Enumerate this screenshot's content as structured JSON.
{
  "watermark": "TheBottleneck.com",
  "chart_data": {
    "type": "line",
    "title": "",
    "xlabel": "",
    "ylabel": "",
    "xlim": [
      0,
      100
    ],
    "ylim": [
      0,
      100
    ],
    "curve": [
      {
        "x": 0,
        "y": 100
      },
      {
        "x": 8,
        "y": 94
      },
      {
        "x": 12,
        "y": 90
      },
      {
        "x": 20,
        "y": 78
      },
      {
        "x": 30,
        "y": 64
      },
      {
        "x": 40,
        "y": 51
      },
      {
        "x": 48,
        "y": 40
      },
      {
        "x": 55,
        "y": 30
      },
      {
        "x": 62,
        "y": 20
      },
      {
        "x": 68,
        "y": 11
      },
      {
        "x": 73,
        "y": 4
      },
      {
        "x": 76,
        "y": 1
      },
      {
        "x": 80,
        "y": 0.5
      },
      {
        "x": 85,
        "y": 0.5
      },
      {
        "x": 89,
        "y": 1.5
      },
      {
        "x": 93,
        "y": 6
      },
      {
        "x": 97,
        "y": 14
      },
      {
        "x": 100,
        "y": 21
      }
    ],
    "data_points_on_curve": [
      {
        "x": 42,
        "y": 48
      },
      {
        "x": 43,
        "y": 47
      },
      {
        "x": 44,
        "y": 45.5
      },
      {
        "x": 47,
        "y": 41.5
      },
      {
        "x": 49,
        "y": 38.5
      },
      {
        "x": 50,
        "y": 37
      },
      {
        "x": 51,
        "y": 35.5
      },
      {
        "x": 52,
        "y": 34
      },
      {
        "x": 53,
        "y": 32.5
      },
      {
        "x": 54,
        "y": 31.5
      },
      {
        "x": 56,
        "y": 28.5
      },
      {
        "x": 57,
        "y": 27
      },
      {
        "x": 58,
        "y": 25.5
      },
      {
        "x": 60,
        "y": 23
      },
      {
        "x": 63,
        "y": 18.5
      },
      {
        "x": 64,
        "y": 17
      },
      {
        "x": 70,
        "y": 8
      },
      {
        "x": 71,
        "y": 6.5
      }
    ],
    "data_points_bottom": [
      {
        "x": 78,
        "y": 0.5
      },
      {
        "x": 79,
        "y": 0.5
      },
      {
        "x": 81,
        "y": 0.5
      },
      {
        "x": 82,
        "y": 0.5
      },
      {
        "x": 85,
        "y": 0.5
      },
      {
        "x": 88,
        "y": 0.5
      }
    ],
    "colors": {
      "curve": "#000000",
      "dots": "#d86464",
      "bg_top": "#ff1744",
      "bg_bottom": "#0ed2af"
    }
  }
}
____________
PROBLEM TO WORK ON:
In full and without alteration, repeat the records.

ANSWER FOR THE TASK:
Enumerate this screenshot's content as structured JSON.
{
  "watermark": "TheBottleneck.com",
  "chart_data": {
    "type": "line",
    "title": "",
    "xlabel": "",
    "ylabel": "",
    "xlim": [
      0,
      100
    ],
    "ylim": [
      0,
      100
    ],
    "curve": [
      {
        "x": 0,
        "y": 100
      },
      {
        "x": 8,
        "y": 94
      },
      {
        "x": 12,
        "y": 90
      },
      {
        "x": 20,
        "y": 78
      },
      {
        "x": 30,
        "y": 64
      },
      {
        "x": 40,
        "y": 51
      },
      {
        "x": 48,
        "y": 40
      },
      {
        "x": 55,
        "y": 30
      },
      {
        "x": 62,
        "y": 20
      },
      {
        "x": 68,
        "y": 11
      },
      {
        "x": 73,
        "y": 4
      },
      {
        "x": 76,
        "y": 1
      },
      {
        "x": 80,
        "y": 0.5
      },
      {
        "x": 85,
        "y": 0.5
      },
      {
        "x": 89,
        "y": 1.5
      },
      {
        "x": 93,
        "y": 6
      },
      {
        "x": 97,
        "y": 14
      },
      {
        "x": 100,
        "y": 21
      }
    ],
    "data_points_on_curve": [
      {
        "x": 42,
        "y": 48
      },
      {
        "x": 43,
        "y": 47
      },
      {
        "x": 44,
        "y": 45.5
      },
      {
        "x": 47,
        "y": 41.5
      },
      {
        "x": 49,
        "y": 38.5
      },
      {
        "x": 50,
        "y": 37
      },
      {
        "x": 51,
        "y": 35.5
      },
      {
        "x": 52,
        "y": 34
      },
      {
        "x": 53,
        "y": 32.5
      },
      {
        "x": 54,
        "y": 31.5
      },
      {
        "x": 56,
        "y": 28.5
      },
      {
        "x": 57,
        "y": 27
      },
      {
        "x": 58,
        "y": 25.5
      },
      {
        "x": 60,
        "y": 23
      },
      {
        "x": 63,
        "y": 18.5
      },
      {
        "x": 64,
        "y": 17
      },
      {
        "x": 70,
        "y": 8
      },
      {
        "x": 71,
        "y": 6.5
      }
    ],
    "data_points_bottom": [
      {
        "x": 78,
        "y": 0.5
      },
      {
        "x": 79,
        "y": 0.5
      },
      {
        "x": 81,
        "y": 0.5
      },
      {
        "x": 82,
        "y": 0.5
      },
      {
        "x": 85,
        "y": 0.5
      },
      {
        "x": 88,
        "y": 0.5
      }
    ],
    "colors": {
      "curve": "#000000",
      "dots": "#d86464",
      "bg_top": "#ff1744",
      "bg_bottom": "#0ed2af"
    }
  }
}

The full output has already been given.